The movie, despite being weird and unique in places, is also dark and pure noir. Lorna is the femme fatale here, and the plotlines are as noir as they come. Visually it's also pure noir, there are tons of looming shadows, providing an ominous atmosphere throughout the movie, especially during the dream sequence in Havana. And the use of repetition, sometimes down to using the same camera angles or dialogue as mentioned before, gives the movie an even more creepy & dreamlike atmosphere than the dream sequence already does. The camera and lighting work is well done, with a few great shots and even some nice tracking shots, especially in the nightclub in Havana.

The movie's story is really good and quite clever and the weird aspects of it make it a pretty unique movie.
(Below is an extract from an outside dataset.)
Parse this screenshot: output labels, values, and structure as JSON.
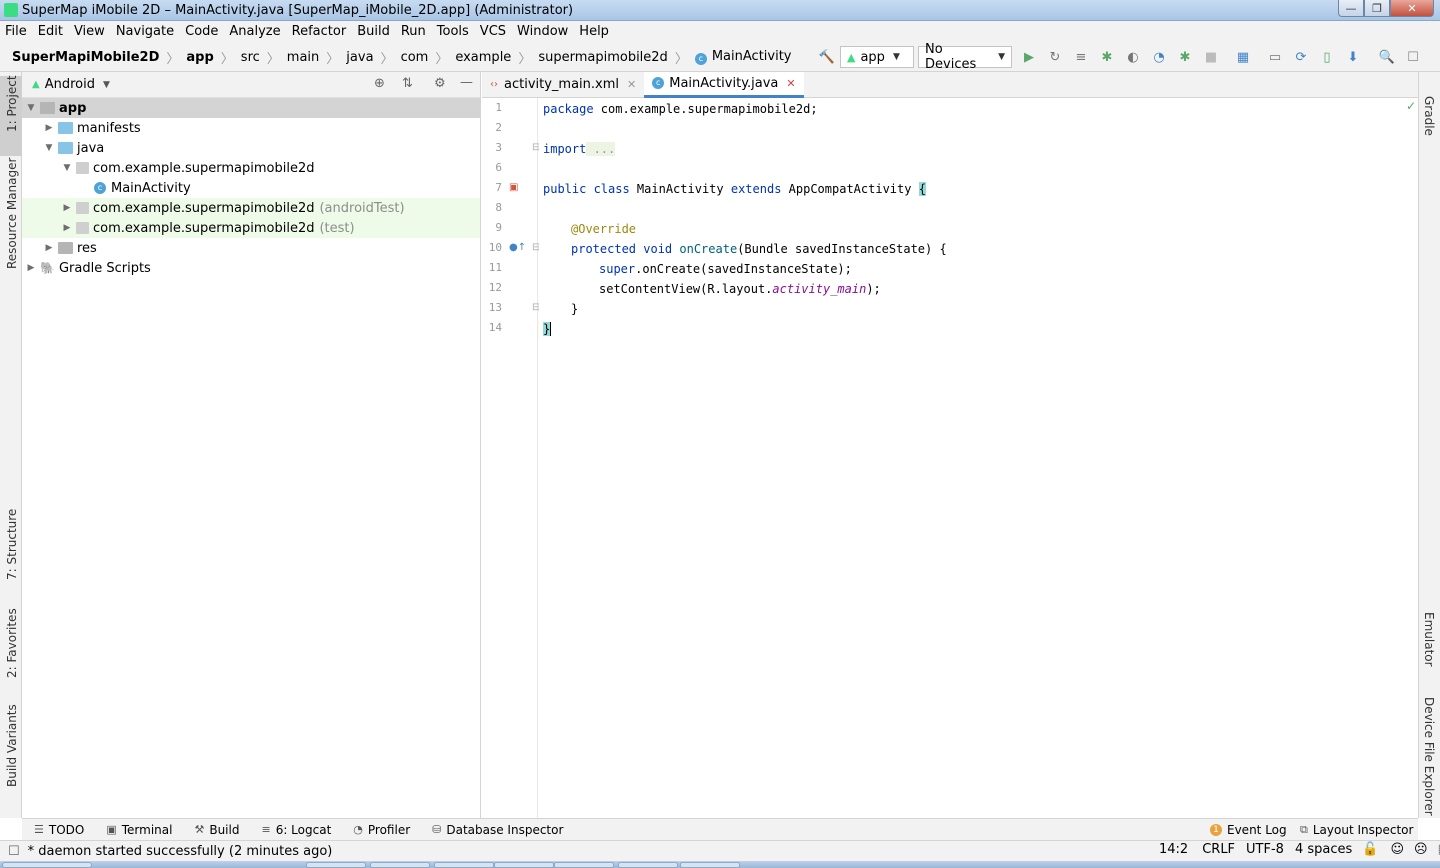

But while Cochran and Lorre are good and convincing, Morgan and especially Cummings are a bit too lightweight to take this movie to the next level. So it's a bit of a frustrating movie as well, because it is also clear this movie had potential to be a lot mmore, with better actors for the protagonists and maybe some more work on the camera work. It's still a good and enjoyable film noir tho, and pretty unique. After re-watching it again I started to appreciate and see the quirkiness and small clues about the dream sequence much more. Definitely one to watch if you're a noir aficionado.